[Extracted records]
* * * * *

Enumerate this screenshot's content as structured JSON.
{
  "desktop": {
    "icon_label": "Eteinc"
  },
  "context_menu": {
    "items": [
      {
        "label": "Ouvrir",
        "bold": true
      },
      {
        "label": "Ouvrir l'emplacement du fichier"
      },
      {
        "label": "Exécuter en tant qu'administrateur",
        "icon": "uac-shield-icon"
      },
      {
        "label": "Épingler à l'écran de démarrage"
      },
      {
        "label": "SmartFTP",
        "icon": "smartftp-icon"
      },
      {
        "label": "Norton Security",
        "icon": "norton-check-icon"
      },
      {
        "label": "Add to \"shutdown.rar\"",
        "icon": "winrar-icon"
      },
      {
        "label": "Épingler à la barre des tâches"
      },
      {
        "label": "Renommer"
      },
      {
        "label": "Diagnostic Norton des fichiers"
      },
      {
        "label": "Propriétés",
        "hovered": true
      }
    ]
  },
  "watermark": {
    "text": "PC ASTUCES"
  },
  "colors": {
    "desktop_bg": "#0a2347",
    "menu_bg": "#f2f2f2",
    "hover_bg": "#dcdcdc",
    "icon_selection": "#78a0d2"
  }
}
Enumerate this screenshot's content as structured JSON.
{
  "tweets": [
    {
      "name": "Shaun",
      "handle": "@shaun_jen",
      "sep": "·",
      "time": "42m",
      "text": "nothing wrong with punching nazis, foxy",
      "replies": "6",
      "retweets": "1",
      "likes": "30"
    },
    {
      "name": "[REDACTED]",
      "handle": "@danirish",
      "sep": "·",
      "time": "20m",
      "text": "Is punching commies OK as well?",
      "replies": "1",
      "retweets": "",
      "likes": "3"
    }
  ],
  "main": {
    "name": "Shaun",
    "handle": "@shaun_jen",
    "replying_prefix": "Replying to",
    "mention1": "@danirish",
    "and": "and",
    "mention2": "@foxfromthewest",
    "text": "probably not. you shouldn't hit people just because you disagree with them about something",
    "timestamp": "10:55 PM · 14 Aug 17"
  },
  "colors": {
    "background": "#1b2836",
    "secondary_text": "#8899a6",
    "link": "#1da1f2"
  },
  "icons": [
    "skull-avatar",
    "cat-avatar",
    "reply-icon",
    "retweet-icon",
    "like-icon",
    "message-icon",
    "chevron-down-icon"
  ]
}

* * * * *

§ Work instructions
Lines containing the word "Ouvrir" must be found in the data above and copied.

§ The answer
        "label": "Ouvrir",
        "label": "Ouvrir l'emplacement du fichier"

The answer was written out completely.